Nitrate and nitrite levels in pike-perch fillet (Sander lucioperca)
marketed in Germany
Received: 11 September 2017 / Accepted: 3 January 2018 / Published online: 23 January 2018
Ó Bundesamt fu¨r Verbraucherschutz und Lebensmittelsicherheit (BVL) 2018
The study was undertaken to present preliminary results of the nitrate and nitrite content in the muscle ﬂesh of pike-perch
marketed in Germany. Frozen ﬁllet products of different origin, fresh ﬁsh from an inland freshwater lake and from
intensive warm water aquaculture in a recirculation aquaculture system (RAS) were analyzed. Despite relatively elevated
levels of 31.9 mg nitrate/kg in pike-perch from RAS, amounts were generally low.
Keywords Wild pike-perch Á Farmed pike-perch Á Frozen food Á Muscle ﬂesh Á Intensive aquaculture Á RAS
In our ecosystem, nitrite and nitrate are natural components
of the nitrogen cycle. Their occurrence in the environment
and particularly in the food chain is a matter of concern.
Although nitrate/nitrite related beneﬁcial or adverse health
effects are being discussed for years, they are not com-
pletely clariﬁed yet (Hord et al. 2009; Lundberg et al.
2009). Both are not carcinogenic per se, but under condi-
tions that result in endogenous nitrosation, it cannot be
excluded that ingested nitrate and nitrite may be a risk
factor for cancer (Habermeyer et al. 2015). However, there
are ongoing attempts to limit or reduce these substances in
food. To protect the consumer against health risks, limits
have been set for the nitrate content; the lowest value of
200 mg nitrate/kg is applicable to cereal-based foods and
baby food (EU 2011).

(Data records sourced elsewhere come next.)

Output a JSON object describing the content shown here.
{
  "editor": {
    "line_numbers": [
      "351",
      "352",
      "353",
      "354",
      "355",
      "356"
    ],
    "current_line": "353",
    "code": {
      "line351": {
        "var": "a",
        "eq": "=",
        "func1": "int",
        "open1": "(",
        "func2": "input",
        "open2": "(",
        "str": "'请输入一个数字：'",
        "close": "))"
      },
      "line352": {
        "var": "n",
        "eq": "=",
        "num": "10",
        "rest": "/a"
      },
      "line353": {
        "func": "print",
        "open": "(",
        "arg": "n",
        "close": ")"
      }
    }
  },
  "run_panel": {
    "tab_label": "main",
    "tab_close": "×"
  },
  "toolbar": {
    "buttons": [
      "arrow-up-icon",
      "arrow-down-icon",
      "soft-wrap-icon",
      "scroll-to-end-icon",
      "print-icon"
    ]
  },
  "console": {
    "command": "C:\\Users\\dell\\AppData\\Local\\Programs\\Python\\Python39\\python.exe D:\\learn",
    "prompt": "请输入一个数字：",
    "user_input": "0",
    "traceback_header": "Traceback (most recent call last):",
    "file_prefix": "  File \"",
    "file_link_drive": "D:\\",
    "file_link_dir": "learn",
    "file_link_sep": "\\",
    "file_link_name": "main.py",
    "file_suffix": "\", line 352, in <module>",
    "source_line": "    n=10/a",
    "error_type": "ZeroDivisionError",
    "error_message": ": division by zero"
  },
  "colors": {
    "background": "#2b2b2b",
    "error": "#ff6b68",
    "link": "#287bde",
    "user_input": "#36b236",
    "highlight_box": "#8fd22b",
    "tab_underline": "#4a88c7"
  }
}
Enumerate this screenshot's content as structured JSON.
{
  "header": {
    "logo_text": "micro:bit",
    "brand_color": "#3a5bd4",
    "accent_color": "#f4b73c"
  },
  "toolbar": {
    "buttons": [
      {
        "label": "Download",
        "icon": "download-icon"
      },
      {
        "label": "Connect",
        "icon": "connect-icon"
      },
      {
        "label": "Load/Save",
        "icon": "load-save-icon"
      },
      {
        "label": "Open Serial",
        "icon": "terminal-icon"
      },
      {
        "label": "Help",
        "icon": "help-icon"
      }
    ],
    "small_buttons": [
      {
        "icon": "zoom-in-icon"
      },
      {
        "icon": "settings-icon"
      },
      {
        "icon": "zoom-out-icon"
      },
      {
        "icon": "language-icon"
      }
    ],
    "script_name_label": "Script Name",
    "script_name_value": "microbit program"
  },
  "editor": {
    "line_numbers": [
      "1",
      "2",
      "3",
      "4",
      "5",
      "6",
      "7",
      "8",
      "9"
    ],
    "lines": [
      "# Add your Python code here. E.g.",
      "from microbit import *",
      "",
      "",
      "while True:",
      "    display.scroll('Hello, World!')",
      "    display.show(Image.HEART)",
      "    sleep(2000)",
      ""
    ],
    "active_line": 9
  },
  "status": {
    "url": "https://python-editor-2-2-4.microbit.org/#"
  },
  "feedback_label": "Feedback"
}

Nitrite can react with secondary amines to produce
N-nitroso compounds, most of which have proven to be
carcinogenic in animal tests (WHO 2003). The European
Food Safety Authority (EFSA) has established accept-
able daily intakes (ADI) for nitrite and nitrate. The current
acceptable ADIs are 0.07 mg/kg bw (body weight)/day and
3.7 mg/kg bw/day, respectively (EFSA 2017). For live ﬁsh,
mainly water soluble nitrite is a well-known toxicant, but
the level for intoxication varies considerably and depends
on a large number of external and internal factors (Krou-
pova et al. 2005).
Apart from raising ﬁsh in open ponds and raceways,
recirculation aquaculture systems (RAS) represent a new
way to farm ﬁsh. These in house facilities operate by
cleaning the water from the ﬁsh tanks, so it can be reused.
It reduces the water demand dramatically, but potentially
raises the levels of nitrogenous compounds. Effective bio-
ﬁltration systems must purify the wastewater for the
recycling. Particularly ammonium excreted through the
ﬁsh gills rose in RAS, and subsequently have to be
removed by bio ﬁlters through the process of nitriﬁcation.
In two steps, ammonium (NH
) is initially oxidized to
), which then gets converted to nitrate
) by bacteria.
Fish is normally not considered as a source of nitrates
and nitrites. The number of recent investigations for ﬁsh
and ﬁsh products is rather limited. The most detailed study
with 21 different marine ﬁsh species, some crustaceans and
mollusc species was carried out 20 years ago (Karl 1998).
The majority contained low levels of \ 2mg NO
although a higher value of 100 mg NO
/kg was analyzed
Journal of Consumer Protection and Food Safety
r Verbraucherschutz und Lebensmittelsicherheit
& Monika Manthey-Karl
Department of Safety and Quality of Milk and Fish Products,
Max Rubner-Institut, Federal Research Institute of Nutrition
and Food, Hermann-Weigmann-Straße 1, 24103 Kiel,
State Research Center for Agriculture Mecklenburg-
Vorpommern, Institute of Fisheries, Malchower Chaussee 1,
17194 Hohen Wangelin, Germany
Journal of Consumer Protection and Food Safety (2018) 13:131–134